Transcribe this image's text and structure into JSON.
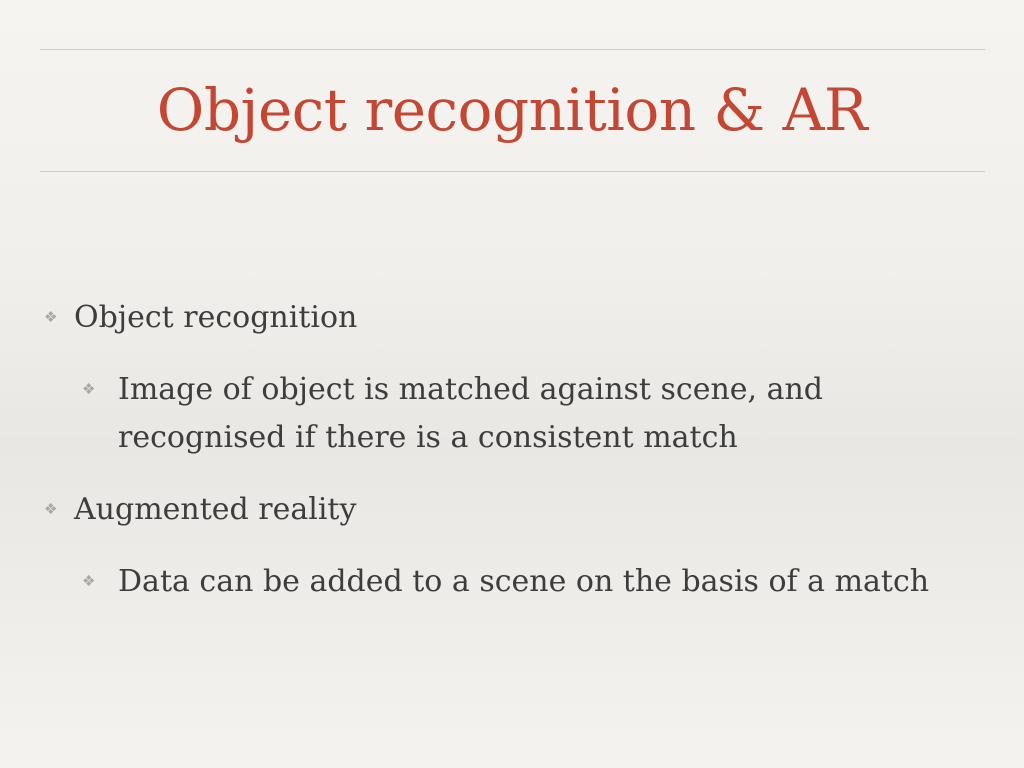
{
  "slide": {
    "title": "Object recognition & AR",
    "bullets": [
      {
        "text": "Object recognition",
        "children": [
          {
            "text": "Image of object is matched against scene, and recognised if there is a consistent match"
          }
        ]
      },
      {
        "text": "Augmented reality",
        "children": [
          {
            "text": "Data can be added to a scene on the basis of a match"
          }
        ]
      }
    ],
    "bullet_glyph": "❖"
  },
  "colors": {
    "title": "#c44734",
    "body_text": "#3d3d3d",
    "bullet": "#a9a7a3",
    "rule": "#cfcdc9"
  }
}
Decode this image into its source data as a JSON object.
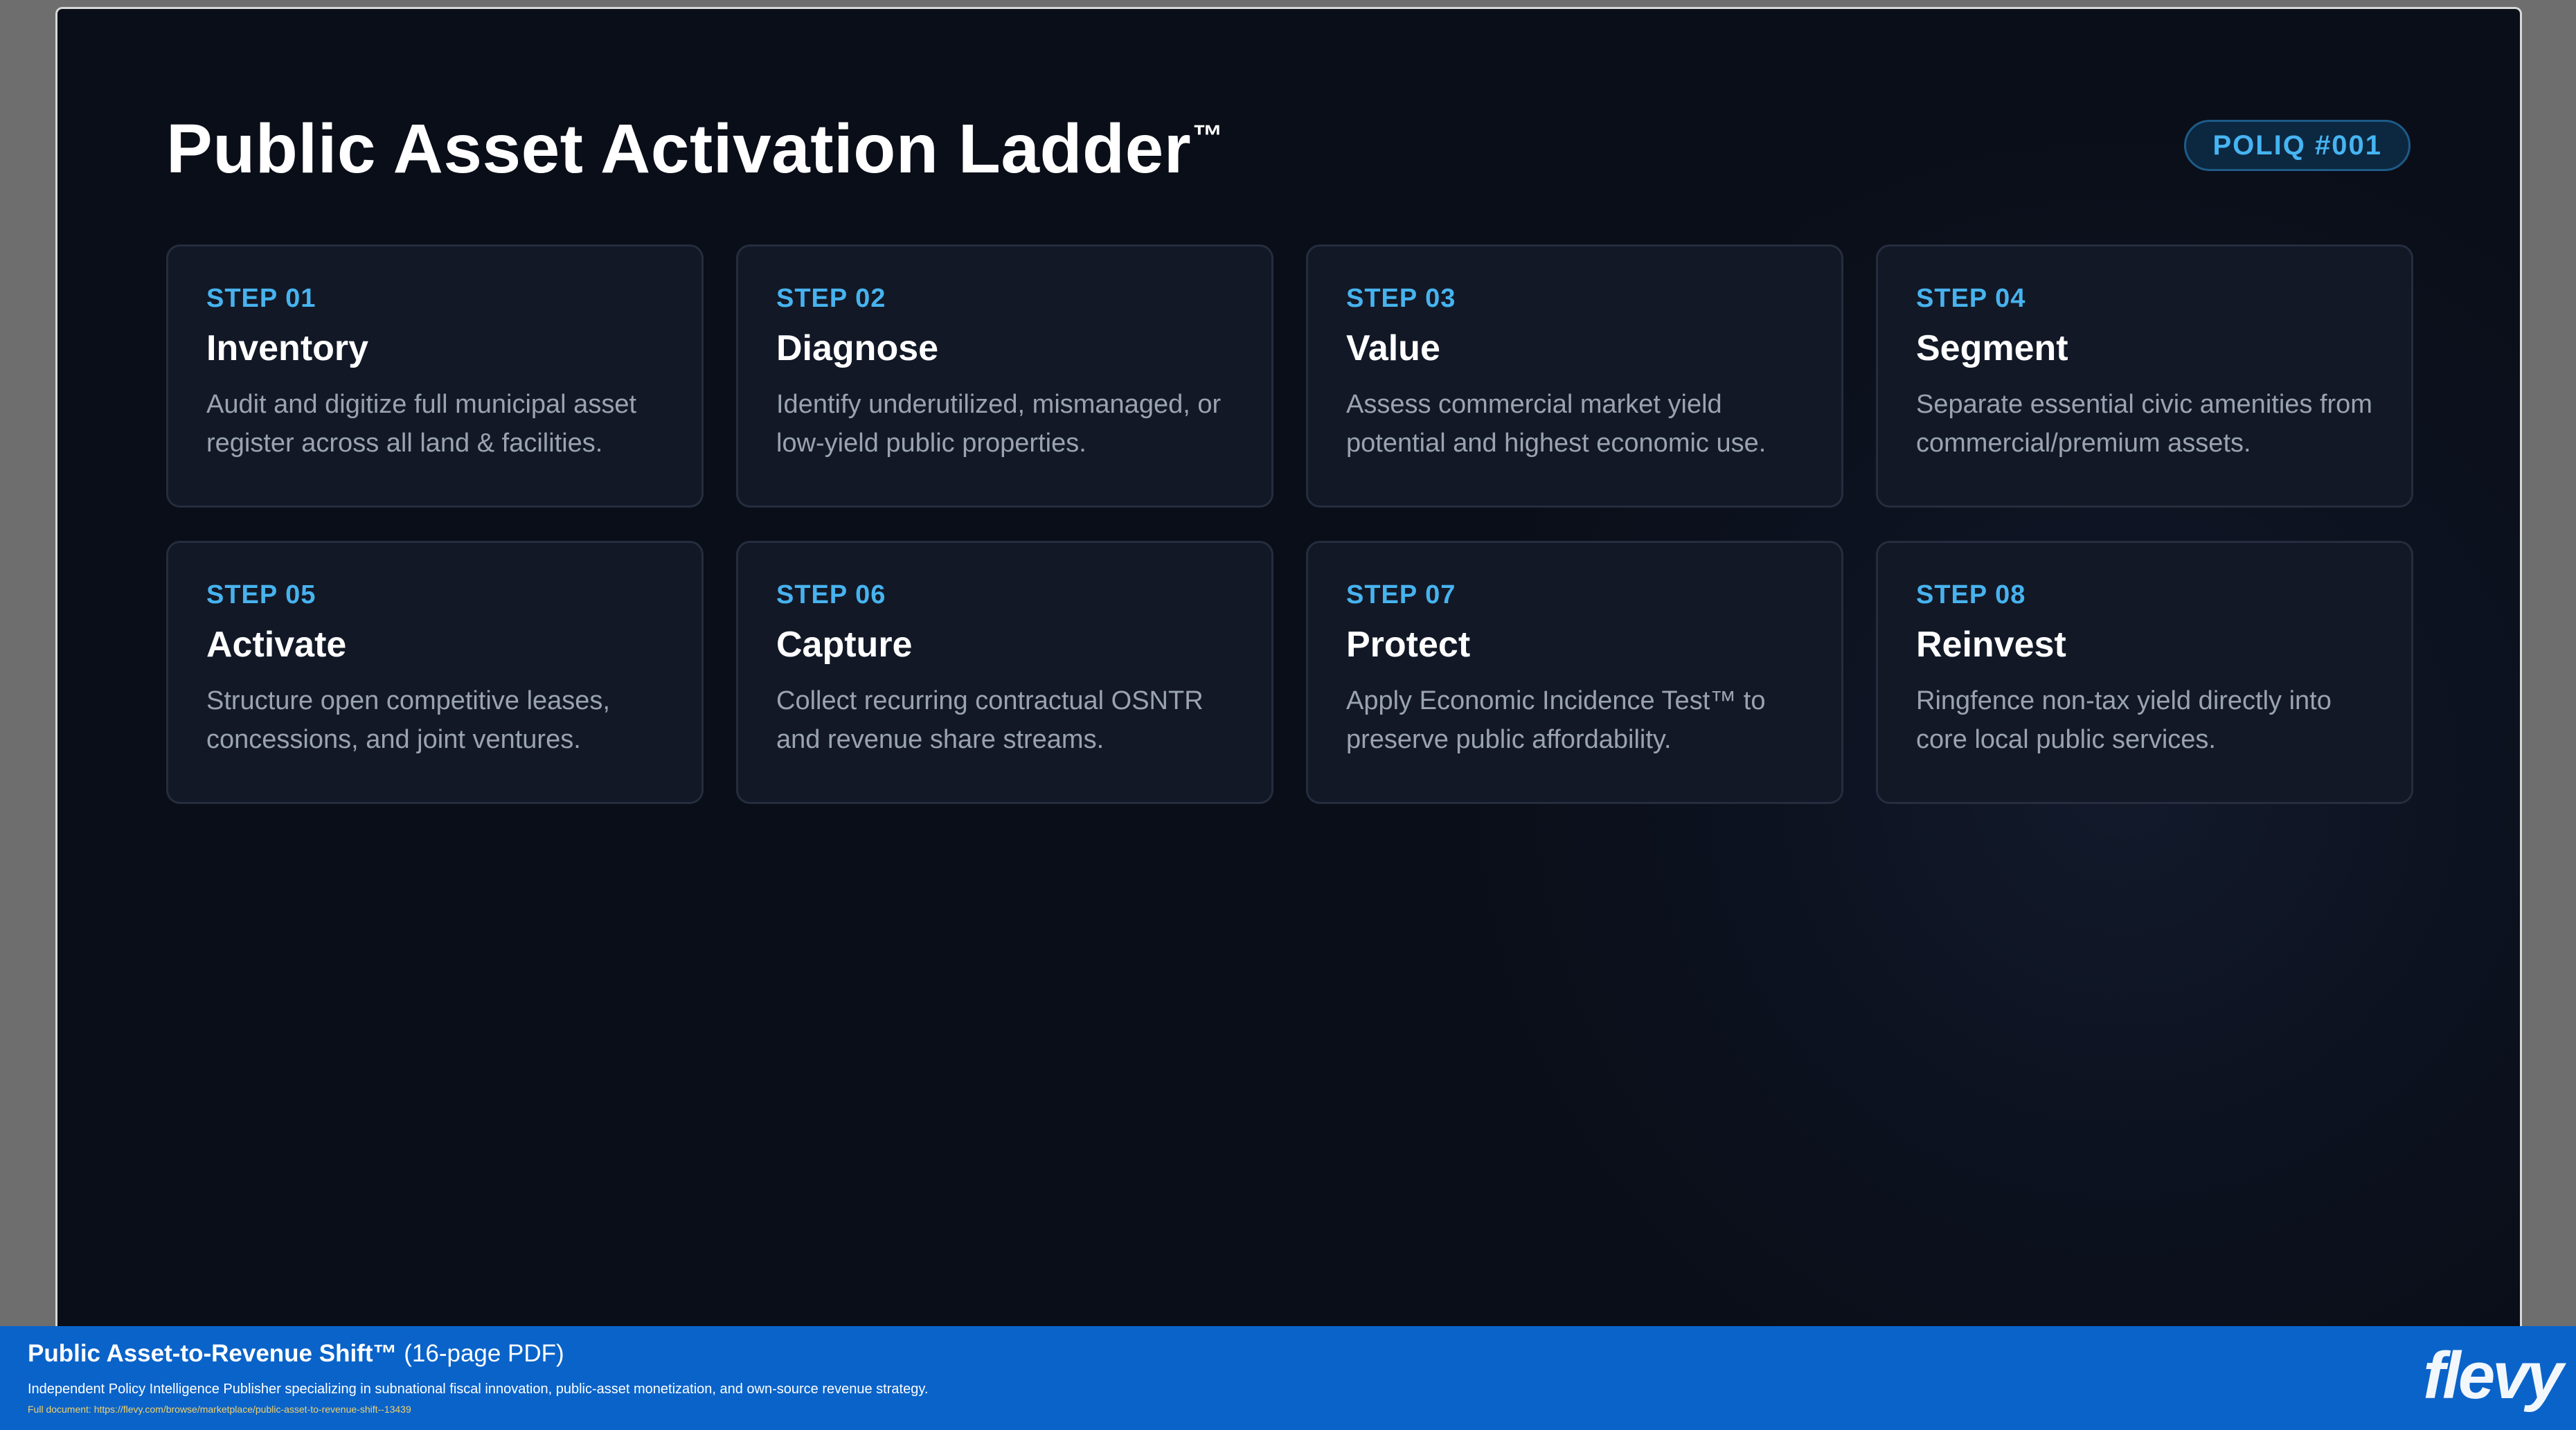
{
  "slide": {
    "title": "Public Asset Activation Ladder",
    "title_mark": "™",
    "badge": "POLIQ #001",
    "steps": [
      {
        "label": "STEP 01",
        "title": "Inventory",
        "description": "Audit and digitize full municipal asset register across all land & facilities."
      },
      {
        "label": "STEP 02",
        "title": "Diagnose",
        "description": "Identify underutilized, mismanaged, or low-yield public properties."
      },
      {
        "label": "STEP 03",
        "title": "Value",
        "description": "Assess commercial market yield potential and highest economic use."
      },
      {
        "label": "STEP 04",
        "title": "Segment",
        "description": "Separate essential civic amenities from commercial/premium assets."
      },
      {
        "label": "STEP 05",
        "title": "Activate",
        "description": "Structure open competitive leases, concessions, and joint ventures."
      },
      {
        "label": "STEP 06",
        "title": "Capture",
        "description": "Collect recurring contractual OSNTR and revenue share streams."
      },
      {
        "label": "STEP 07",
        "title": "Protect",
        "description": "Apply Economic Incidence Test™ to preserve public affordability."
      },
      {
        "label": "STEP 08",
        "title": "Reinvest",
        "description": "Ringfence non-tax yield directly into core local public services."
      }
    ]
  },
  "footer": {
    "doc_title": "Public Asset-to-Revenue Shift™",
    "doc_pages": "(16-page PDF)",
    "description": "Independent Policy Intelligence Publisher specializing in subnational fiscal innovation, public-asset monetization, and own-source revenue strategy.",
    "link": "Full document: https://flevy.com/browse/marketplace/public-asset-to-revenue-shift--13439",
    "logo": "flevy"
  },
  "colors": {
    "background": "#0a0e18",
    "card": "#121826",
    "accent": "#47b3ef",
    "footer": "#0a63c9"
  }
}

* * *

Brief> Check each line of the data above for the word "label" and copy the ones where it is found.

Exercise output>
        "label": "STEP 01",
        "label": "STEP 02",
        "label": "STEP 03",
        "label": "STEP 04",
        "label": "STEP 05",
        "label": "STEP 06",
        "label": "STEP 07",
        "label": "STEP 08",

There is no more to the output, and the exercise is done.